§ Problem statement: When you copy the entries, omit the images and keep every word as it is.

§ Records for the task:
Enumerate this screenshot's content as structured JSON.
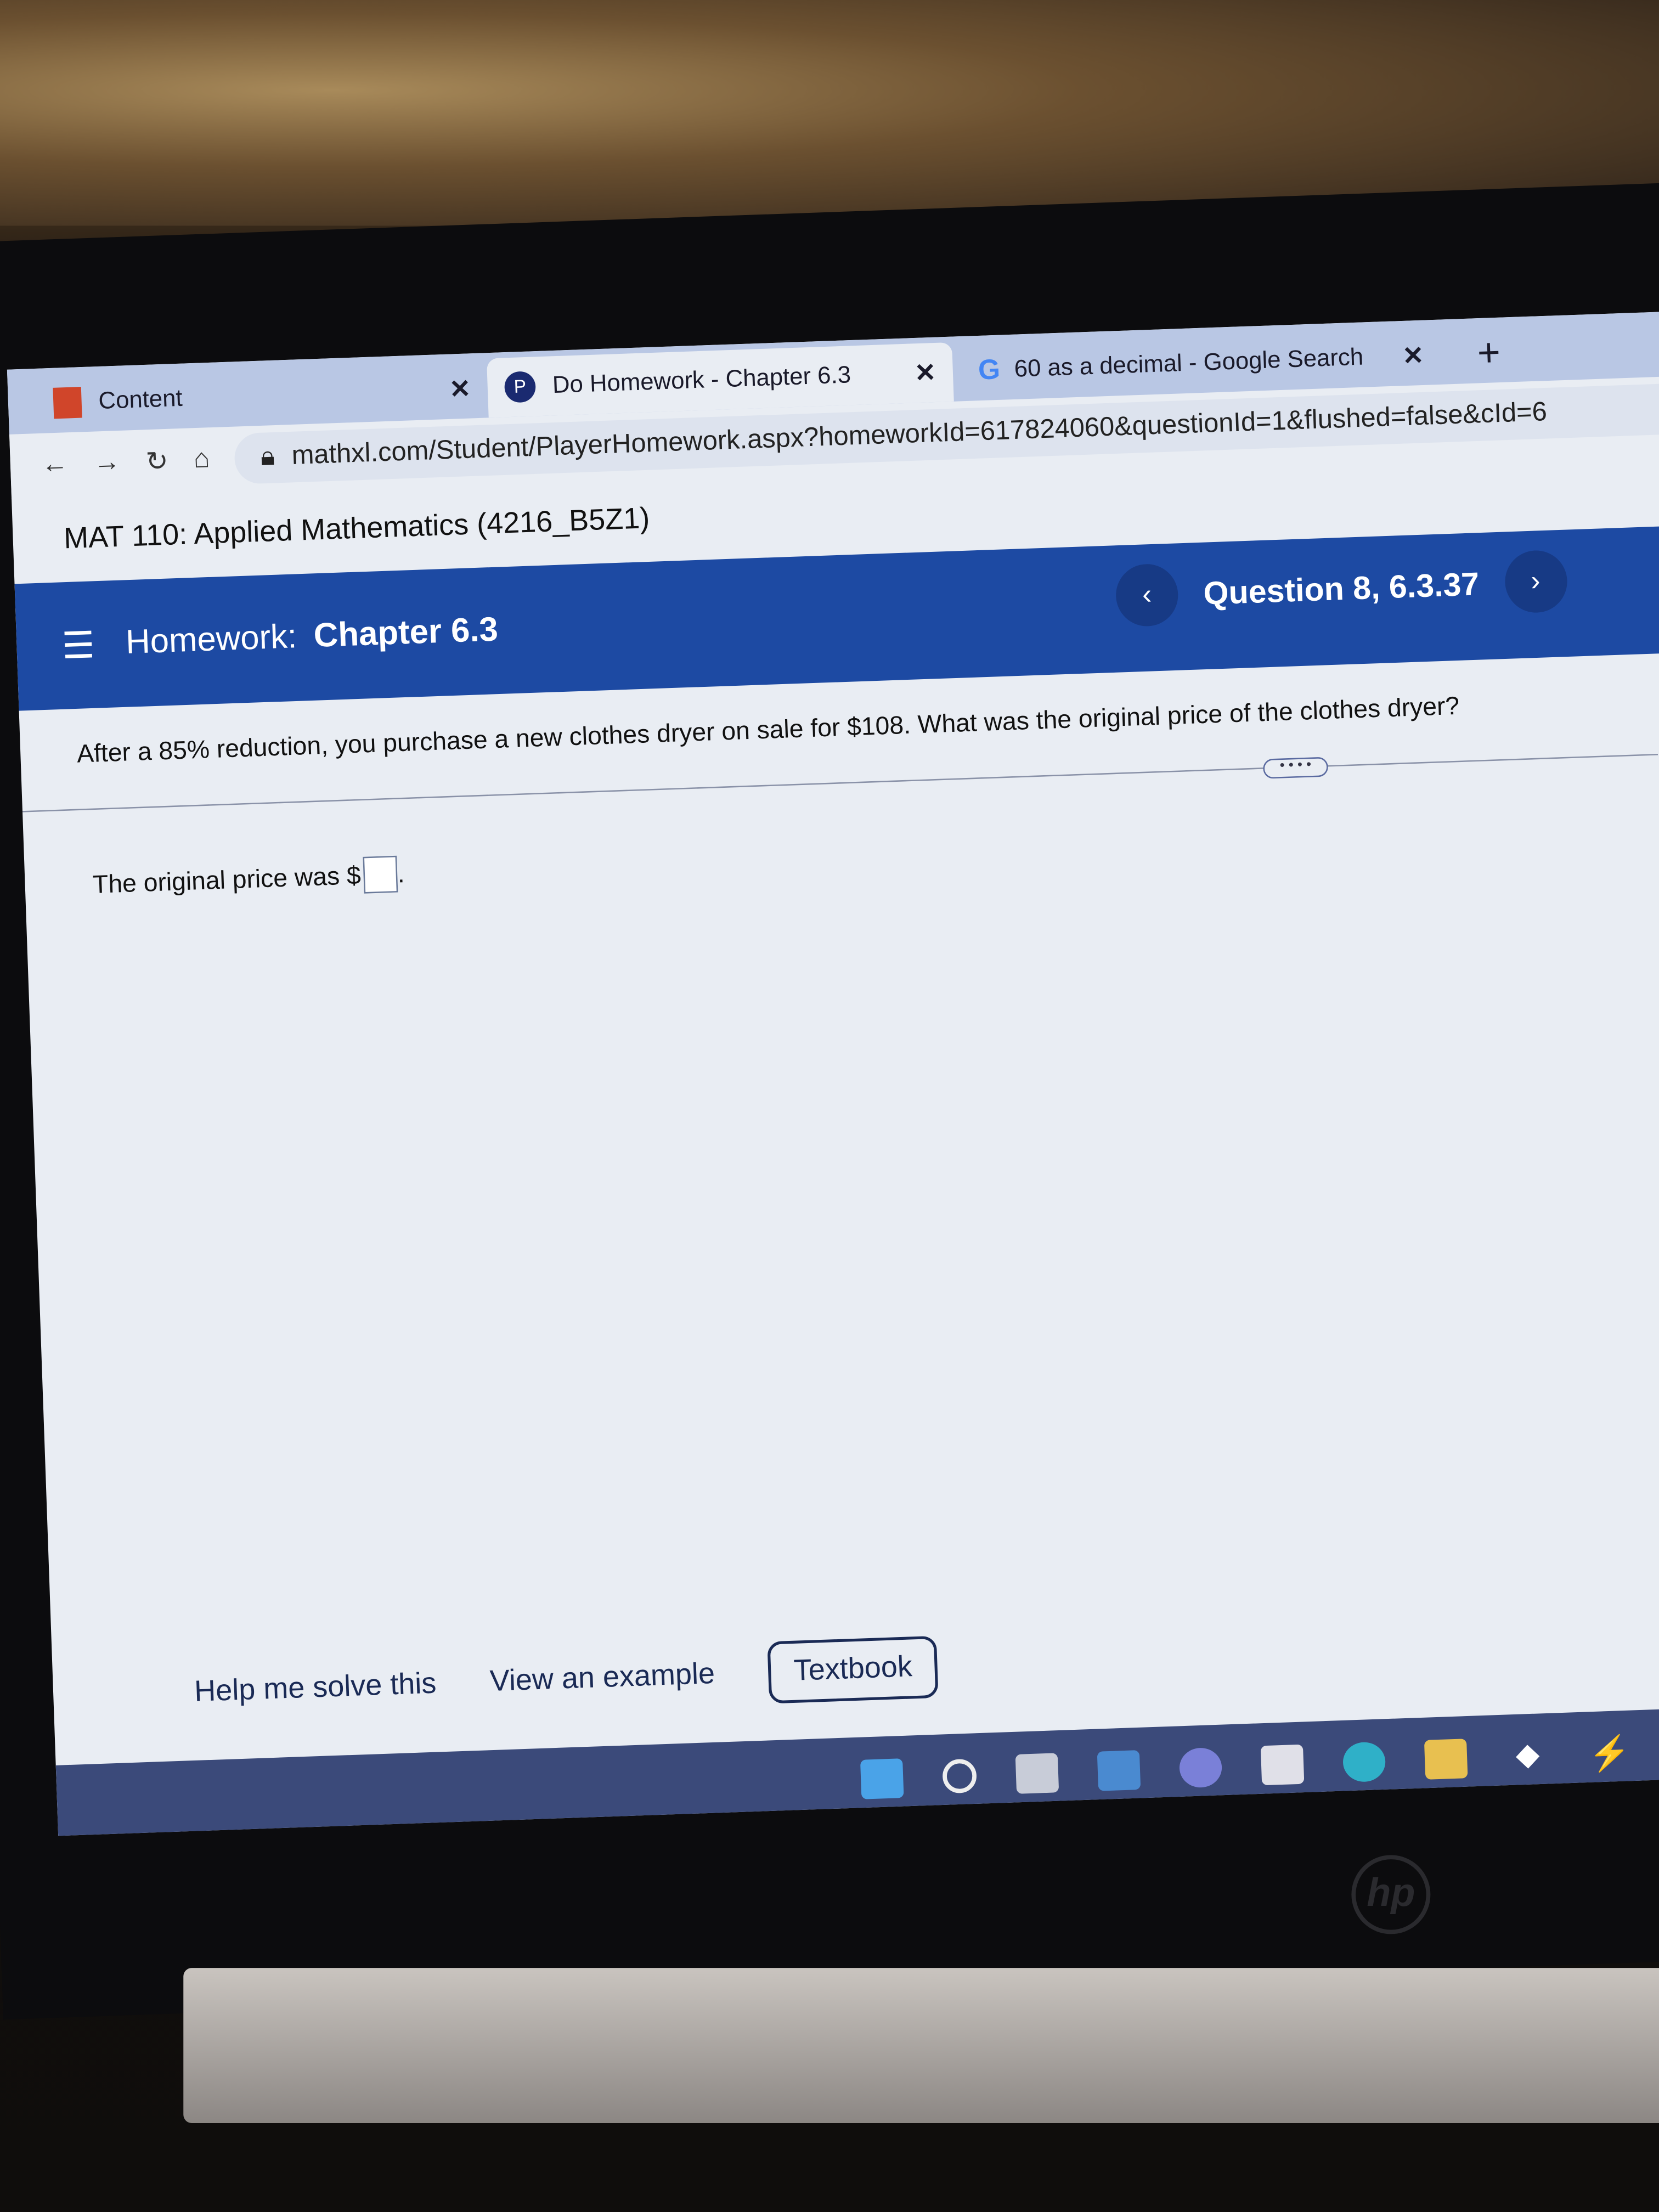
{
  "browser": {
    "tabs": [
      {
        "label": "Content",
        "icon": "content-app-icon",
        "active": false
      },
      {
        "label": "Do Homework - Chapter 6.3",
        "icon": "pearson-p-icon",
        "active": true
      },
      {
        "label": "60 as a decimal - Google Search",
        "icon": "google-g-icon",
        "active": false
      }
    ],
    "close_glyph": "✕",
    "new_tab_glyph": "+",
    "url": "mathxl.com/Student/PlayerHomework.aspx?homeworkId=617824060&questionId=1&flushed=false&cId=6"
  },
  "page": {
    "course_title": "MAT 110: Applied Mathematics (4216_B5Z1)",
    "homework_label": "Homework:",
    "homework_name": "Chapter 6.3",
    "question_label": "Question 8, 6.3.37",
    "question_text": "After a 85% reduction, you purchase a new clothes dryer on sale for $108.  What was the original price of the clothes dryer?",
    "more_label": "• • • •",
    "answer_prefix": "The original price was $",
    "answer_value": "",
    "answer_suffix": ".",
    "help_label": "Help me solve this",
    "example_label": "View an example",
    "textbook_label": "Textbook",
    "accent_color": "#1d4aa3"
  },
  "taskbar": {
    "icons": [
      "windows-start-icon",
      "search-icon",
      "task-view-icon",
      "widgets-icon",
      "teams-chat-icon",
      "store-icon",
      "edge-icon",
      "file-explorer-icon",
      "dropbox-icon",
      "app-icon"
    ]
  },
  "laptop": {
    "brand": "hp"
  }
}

§ Reply:
Enumerate this screenshot's content as structured JSON.
{
  "browser": {
    "tabs": [
      {
        "label": "Content",
        "icon": "content-app-icon",
        "active": false
      },
      {
        "label": "Do Homework - Chapter 6.3",
        "icon": "pearson-p-icon",
        "active": true
      },
      {
        "label": "60 as a decimal - Google Search",
        "icon": "google-g-icon",
        "active": false
      }
    ],
    "close_glyph": "✕",
    "new_tab_glyph": "+",
    "url": "mathxl.com/Student/PlayerHomework.aspx?homeworkId=617824060&questionId=1&flushed=false&cId=6"
  },
  "page": {
    "course_title": "MAT 110: Applied Mathematics (4216_B5Z1)",
    "homework_label": "Homework:",
    "homework_name": "Chapter 6.3",
    "question_label": "Question 8, 6.3.37",
    "question_text": "After a 85% reduction, you purchase a new clothes dryer on sale for $108.  What was the original price of the clothes dryer?",
    "more_label": "• • • •",
    "answer_prefix": "The original price was $",
    "answer_value": "",
    "answer_suffix": ".",
    "help_label": "Help me solve this",
    "example_label": "View an example",
    "textbook_label": "Textbook",
    "accent_color": "#1d4aa3"
  },
  "taskbar": {
    "icons": [
      "windows-start-icon",
      "search-icon",
      "task-view-icon",
      "widgets-icon",
      "teams-chat-icon",
      "store-icon",
      "edge-icon",
      "file-explorer-icon",
      "dropbox-icon",
      "app-icon"
    ]
  },
  "laptop": {
    "brand": "hp"
  }
}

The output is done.